Collective Creativity combines complex and ambivalent concepts. While ‘creativity’ is currently experiencing an inflationary boom in popularity, the term ‘collective’ appeared, until recently, rather controversial due to its ideological implications in twentieth-century politics. In a world defined by global cultural practice, the notion of collectivity has gained new relevance. This publication discusses a number of concepts of creativity and shows that, in opposition to the traditional ideal of the individual as creative genius, cultural theorists today emphasize the collaborative nature of creativity; they show that ‘creativity makes alterity, discontinuity and difference attractive’. Not the Romantic Originalgenie, but rather the agents of the ‘creative economy’ appear as the new avant-garde of aesthetic innovation: teams, groups and collectives in business and science, in art and digital media who work together in networking clusters to develop innovative products and processes.
In this book, scholars in the social sciences and in cultural and media studies, in literature, theatre and visual arts present for the first time a comprehensive, inter- and transdisciplinary account of collective creativity in its multifaceted applications. They investigate the intersections of artistic, scientific and cultural practice where the individual and the collective merge, come together or confront each other.

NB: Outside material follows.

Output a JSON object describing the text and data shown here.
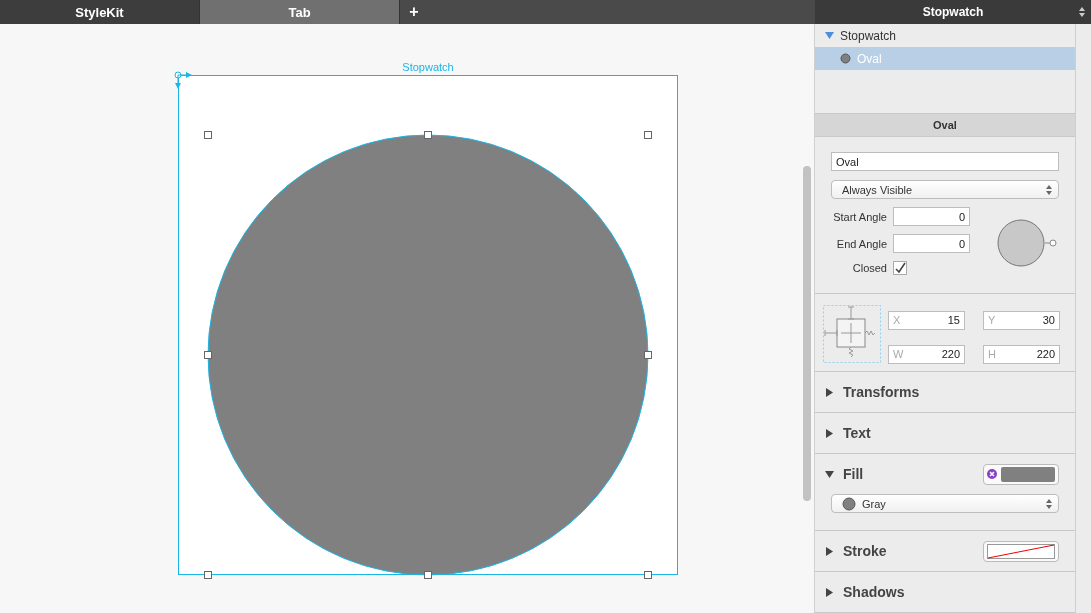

This chapter seeks to explore notions of transmedial re-appropriation within the artist Penny Hallas’s work, drawing upon Pantechnicon, an art installation event, and The Orpheus Project, a creative collaboration between artists, poets, and musicians based on the classical myth of Orpheus and Eurydice. These studies focus upon an artistic impulse to use concepts of the 'original’ not as a strict guide or map, but as a platform for artistic exploration. This chapter explores such artistic imaginings as potentials to allow one story, or even one object to be reprocessed and combined in order to create altered and reconstituted textual forms and alternate narrative experiences; and to examine the theoretical and practical intersections therein across adaptation studies, user interaction, and media convergence.

In: Not Ever Absent: Storytelling in Arts, Culture and Identity Formation